(Records to process)
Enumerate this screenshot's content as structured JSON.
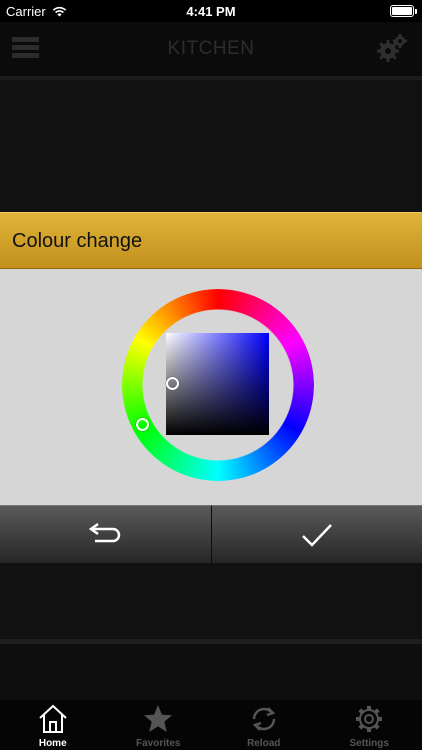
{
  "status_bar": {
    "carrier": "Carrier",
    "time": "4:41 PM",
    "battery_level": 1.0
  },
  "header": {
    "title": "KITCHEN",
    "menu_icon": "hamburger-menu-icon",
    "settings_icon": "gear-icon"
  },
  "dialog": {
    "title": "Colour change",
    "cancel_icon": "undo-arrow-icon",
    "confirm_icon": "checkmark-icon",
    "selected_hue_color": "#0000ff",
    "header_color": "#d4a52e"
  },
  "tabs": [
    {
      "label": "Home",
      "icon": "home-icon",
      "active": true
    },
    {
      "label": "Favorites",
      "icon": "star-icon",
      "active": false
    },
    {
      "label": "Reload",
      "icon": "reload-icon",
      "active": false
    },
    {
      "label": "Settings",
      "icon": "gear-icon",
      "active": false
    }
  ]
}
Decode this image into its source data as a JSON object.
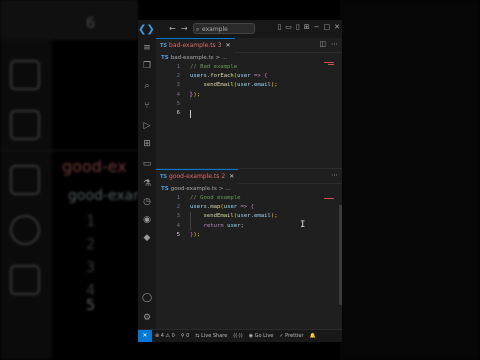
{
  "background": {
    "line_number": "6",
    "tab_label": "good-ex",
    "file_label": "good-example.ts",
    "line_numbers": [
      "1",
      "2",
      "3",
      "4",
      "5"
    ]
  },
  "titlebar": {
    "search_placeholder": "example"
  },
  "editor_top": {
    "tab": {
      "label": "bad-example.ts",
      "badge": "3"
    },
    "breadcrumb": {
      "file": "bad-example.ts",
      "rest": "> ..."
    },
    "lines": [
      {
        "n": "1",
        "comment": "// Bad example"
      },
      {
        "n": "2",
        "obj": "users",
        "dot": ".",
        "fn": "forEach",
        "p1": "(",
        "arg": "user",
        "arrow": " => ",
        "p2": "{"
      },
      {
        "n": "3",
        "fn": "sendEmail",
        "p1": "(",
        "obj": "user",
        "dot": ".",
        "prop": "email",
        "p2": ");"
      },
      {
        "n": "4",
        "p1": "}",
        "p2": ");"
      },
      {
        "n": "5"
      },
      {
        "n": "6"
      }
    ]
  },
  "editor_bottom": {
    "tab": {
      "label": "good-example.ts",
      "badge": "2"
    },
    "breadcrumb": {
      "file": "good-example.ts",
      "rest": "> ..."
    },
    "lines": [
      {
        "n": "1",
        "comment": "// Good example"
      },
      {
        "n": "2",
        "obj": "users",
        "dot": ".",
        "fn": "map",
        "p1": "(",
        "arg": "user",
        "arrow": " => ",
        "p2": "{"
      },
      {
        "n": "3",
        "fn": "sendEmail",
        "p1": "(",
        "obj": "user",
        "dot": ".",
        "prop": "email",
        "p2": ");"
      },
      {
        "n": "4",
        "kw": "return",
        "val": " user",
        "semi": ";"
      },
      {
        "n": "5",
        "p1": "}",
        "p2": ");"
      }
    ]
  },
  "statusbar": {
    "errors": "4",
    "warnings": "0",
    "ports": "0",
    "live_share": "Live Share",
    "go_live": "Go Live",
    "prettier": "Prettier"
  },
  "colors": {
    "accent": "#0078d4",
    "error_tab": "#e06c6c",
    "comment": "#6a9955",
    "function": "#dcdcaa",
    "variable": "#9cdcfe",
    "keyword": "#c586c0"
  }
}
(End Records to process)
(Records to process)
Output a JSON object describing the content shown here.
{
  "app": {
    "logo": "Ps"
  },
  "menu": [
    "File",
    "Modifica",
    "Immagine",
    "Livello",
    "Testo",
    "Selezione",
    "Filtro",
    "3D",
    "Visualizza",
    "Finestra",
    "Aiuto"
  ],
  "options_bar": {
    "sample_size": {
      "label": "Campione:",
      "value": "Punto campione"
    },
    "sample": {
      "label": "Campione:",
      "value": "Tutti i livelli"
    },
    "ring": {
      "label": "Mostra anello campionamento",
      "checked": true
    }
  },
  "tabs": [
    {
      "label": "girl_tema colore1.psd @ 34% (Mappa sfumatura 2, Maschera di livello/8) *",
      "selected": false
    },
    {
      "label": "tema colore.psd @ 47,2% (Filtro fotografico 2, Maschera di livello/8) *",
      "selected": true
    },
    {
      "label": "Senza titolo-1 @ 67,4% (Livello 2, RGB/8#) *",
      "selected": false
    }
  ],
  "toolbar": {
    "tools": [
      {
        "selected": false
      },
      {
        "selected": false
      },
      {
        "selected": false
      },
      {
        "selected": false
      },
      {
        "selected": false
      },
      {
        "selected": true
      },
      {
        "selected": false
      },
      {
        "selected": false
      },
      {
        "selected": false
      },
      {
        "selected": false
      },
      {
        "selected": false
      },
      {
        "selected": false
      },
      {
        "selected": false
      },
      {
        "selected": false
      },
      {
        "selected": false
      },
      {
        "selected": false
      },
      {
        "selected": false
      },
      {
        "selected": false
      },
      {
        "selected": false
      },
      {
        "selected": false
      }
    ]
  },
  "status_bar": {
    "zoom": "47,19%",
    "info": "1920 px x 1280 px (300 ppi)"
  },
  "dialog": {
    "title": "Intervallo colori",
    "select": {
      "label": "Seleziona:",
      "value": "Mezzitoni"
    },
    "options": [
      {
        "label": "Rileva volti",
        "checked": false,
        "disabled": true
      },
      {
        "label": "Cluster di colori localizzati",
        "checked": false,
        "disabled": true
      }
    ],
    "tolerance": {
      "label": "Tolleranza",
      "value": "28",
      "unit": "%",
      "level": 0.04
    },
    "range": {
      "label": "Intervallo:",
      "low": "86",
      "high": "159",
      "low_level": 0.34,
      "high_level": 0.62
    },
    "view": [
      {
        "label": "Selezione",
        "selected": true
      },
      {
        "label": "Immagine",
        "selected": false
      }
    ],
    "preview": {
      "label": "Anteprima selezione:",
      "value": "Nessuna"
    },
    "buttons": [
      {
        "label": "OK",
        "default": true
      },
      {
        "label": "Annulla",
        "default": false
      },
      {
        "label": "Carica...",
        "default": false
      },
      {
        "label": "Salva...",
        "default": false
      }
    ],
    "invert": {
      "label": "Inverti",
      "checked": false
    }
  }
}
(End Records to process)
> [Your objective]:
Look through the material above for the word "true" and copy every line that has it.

> [Exercise response]:
      "active": true
      "checked": true
      "selected": true
        "selected": true
        "disabled": true
        "disabled": true
        "selected": true
        "default": true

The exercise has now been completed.